Marjorie Harrison

Library Director

San Juan Island Library



Allowing Things to Work Out

Avatar_DavidBentley It had been a long morning with several appointments and meetings. Now it was time for an afternoon eye exam on the mainland. In my rush to catch the 11:00 ferry, I'd forgotten to stop by the bank to get some extra cash. As the ferry pulled out of the harbor, I realized it was too late to worry about money. So I enjoyed a long conversation with an island friend, allowing things to work out however they worked out.


The Ornament Exchange

Avatar_DavidBentleyI'd never been to a Christmas ornament exchange, so I didn't have a clue about proper etiquette. In fact, I wasn't sure Emily Post or Judith Martin had ever written about this particular subject. Having come solely for the purpose of tasting each of the five pots of soup, I hadn't even brought an ornament to exchange. However this fact did not fluster the hostess in the least. She assured me that there would be plenty of ornaments for everyone. So I smiled and sat down. What else could I do?


The Story of My LIfe

Avatar_DavidBentley Tell my life story in 45 minutes. How difficult could that be? After all I’d been an eyewitness to every, single event. I knew the entire cast of characters. I was intimately familiar with the good, the bad, and the ugly from both the past and the present. With more years in my life than minutes allotted to recount them, I had plenty of material to work with. Still, preparing to give this speech had become a daunting task.


Library busy with holiday happenings and more

Avatar_SJILibraryWinter doesn't officially begin until December 22, but I'm sure you'll agree it's starting to feel a lot like winter. Right about this time of year is when I most enjoy cozying up around the fireplace with a warm blanket and a good book. I don't have a fireplace at home anymore, so I really appreciate the one in my home away from home – the San Juan Island Library.

I invite you to browse the Library's holiday display for some festive cozy reads, grab a book and warm up by the fireplace. The latest by Debbie Macomber, 1225 Christmas Tree Lane, is sure to appeal to romance readers who like a little bit of suspense. The Christmas Shoppe by Melody Carlson is new to our collection and another charming story to read during the holiday season. For a heartwarming story with lots of local flavor, try Christmas Eve at Friday Harbor by Lisa Kleypas. We’ve got this title in Large Print, too.

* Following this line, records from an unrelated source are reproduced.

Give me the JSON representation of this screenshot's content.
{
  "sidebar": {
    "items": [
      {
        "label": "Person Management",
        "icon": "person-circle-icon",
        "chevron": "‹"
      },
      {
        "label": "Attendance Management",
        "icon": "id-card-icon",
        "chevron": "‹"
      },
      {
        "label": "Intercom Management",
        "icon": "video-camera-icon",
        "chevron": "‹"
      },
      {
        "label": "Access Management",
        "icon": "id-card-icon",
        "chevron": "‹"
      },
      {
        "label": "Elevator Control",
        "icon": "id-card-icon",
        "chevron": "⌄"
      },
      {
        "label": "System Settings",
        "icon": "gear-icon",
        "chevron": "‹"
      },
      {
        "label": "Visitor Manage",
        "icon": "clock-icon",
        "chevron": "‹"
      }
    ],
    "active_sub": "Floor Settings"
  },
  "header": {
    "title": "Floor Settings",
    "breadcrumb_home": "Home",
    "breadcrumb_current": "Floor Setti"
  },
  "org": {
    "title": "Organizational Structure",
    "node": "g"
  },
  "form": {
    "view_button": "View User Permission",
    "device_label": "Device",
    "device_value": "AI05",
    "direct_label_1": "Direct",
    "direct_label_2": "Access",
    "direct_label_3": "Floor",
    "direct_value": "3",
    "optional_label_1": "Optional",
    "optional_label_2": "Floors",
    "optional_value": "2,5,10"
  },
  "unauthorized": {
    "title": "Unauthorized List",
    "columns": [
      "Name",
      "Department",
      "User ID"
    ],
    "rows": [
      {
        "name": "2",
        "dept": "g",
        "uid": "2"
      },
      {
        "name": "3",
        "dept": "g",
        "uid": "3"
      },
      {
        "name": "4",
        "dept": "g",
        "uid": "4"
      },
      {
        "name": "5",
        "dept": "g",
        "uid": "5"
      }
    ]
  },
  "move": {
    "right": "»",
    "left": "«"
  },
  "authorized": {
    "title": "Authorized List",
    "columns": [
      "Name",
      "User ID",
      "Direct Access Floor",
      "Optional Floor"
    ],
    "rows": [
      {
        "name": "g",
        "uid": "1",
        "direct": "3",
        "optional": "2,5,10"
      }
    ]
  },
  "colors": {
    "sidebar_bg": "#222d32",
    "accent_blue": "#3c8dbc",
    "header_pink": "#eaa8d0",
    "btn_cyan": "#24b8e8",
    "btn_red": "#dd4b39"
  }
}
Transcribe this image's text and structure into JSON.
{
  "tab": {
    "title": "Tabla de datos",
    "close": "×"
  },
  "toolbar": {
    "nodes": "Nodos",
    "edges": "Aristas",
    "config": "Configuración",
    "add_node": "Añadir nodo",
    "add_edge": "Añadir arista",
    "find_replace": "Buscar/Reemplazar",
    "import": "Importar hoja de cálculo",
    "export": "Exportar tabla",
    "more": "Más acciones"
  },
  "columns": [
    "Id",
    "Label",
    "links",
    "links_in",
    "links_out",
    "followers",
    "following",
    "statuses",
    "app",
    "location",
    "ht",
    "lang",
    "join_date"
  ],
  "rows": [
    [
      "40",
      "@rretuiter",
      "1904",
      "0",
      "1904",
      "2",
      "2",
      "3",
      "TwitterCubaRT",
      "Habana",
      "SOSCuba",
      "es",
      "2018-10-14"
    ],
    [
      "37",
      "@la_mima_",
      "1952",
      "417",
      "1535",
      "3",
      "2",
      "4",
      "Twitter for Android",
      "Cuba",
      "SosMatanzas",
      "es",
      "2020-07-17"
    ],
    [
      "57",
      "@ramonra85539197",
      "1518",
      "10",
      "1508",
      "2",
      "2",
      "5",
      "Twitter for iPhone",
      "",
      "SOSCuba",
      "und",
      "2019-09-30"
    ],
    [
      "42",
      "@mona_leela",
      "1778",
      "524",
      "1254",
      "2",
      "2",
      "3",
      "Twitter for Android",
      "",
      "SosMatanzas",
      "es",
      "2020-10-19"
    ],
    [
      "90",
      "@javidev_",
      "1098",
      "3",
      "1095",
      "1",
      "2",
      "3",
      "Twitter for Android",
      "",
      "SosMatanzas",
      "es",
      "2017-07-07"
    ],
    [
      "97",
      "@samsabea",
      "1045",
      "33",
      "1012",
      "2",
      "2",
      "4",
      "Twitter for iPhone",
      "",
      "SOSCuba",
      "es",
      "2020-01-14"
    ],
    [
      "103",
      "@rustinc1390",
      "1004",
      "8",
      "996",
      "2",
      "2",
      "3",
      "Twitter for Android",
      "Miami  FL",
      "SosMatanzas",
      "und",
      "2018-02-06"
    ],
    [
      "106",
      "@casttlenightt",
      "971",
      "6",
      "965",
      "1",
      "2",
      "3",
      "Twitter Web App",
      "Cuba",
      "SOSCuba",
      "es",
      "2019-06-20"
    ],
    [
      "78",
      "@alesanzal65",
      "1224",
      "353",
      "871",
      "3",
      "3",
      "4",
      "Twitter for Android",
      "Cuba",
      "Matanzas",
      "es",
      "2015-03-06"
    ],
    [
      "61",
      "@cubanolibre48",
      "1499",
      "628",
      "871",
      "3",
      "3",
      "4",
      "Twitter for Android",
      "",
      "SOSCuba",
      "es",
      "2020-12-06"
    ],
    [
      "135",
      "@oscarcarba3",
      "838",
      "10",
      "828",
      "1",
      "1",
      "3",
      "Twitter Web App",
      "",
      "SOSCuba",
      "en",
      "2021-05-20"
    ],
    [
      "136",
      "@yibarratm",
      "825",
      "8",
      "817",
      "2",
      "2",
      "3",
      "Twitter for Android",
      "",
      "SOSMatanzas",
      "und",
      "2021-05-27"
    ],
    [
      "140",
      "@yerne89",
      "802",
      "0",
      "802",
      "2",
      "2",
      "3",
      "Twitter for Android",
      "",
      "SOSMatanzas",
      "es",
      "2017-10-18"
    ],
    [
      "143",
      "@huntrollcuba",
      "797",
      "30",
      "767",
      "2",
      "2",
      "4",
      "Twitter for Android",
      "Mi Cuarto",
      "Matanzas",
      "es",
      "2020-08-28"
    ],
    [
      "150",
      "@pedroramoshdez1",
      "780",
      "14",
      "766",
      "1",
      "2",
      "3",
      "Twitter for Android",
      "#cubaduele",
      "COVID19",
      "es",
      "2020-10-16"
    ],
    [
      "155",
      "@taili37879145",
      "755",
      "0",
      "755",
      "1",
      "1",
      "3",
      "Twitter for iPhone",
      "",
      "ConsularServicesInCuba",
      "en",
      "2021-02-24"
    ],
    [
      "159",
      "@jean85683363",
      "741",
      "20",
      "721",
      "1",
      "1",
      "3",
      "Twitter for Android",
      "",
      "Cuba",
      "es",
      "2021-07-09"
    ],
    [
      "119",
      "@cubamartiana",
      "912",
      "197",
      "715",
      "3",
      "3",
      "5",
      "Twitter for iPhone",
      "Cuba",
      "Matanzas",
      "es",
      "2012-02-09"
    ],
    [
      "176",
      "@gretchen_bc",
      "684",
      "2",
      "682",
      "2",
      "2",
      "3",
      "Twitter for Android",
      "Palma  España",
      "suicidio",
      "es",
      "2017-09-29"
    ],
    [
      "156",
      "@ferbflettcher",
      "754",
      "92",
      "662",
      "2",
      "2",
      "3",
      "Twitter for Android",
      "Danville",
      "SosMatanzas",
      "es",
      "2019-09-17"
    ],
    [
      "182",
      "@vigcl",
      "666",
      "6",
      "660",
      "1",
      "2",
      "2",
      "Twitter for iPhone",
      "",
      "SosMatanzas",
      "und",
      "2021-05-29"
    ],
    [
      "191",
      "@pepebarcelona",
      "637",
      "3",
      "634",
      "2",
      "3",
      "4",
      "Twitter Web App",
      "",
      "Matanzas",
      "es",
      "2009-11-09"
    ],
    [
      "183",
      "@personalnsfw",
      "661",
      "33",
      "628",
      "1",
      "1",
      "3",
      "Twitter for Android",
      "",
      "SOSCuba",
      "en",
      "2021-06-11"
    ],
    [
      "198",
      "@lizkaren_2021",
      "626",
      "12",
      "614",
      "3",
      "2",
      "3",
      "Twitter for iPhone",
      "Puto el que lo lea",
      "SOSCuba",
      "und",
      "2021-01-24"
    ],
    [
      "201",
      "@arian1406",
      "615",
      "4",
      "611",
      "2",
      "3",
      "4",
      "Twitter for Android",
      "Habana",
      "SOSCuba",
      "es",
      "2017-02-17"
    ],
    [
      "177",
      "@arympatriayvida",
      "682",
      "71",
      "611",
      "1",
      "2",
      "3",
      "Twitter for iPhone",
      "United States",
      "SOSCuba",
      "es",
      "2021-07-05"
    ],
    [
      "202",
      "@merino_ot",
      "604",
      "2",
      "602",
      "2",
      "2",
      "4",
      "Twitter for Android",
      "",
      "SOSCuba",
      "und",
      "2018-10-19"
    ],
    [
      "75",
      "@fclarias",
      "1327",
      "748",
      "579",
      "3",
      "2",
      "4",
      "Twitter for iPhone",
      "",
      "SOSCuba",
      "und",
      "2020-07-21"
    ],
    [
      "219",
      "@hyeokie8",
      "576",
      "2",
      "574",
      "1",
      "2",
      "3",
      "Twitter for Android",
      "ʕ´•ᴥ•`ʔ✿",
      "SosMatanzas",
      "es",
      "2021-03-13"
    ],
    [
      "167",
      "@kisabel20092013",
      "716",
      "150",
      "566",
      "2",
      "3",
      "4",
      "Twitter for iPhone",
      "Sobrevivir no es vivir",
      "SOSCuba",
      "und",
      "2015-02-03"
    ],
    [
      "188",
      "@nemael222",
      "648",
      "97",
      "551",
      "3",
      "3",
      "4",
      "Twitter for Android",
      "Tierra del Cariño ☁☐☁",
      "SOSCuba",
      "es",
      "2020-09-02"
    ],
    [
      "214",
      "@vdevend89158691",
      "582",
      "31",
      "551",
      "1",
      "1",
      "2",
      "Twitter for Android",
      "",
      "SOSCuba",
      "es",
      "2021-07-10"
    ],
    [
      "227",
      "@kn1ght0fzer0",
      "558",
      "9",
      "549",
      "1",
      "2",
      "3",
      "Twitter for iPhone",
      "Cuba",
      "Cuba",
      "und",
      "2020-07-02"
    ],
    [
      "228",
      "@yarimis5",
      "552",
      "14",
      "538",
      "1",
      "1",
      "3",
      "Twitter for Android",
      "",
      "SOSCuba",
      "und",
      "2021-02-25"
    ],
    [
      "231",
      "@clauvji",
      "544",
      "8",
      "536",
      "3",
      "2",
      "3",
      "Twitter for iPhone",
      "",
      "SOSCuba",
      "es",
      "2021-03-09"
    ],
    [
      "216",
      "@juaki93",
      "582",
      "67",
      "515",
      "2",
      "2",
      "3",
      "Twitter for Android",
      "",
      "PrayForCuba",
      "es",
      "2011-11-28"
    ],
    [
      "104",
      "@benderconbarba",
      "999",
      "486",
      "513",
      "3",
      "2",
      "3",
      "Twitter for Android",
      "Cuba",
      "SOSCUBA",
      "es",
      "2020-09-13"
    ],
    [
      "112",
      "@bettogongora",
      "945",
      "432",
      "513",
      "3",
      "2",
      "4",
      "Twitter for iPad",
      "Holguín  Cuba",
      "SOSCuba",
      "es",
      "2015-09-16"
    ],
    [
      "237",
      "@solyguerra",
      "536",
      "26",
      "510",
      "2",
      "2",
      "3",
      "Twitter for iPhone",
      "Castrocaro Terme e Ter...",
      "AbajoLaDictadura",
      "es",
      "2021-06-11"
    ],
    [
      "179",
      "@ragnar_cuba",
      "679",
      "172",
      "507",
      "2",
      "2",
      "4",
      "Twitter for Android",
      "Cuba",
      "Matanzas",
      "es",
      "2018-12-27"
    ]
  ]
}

The San Juan Island Library is a great place to be on a chilly, windy day. The Library also has many events happening throughout December, some festive and cozy, and others of an educational nature. This Friday, December 2nd is Holiday Family Film night and we're showing Disney’s A Christmas Carol. The festivities begin at 7:00 pm. The following day the Library is hosting a very special puppet show with Allie the Alligator and Blatt the Moose. The puppet show starts at 2pm. On Monday, December 5th at 6:30 pm the SJC Sheriff’s Office and Domestic Violence and Sexual Assault Services is hosting a program called “Protecting Our Children. All adults interested in protecting children are invited to attend a discussion forum and initial training.

Many more programs are scheduled for December. There's a Santa Party for preschoolers, Book Club for older kids, and an afterschool craft program for children in grades K-12. Adults can attend a writing workshop, and watch Cary Grant films. Please go to the Library’s website for a complete listing and full details.

Marjorie Harrison

Library Director

San Juan Island Library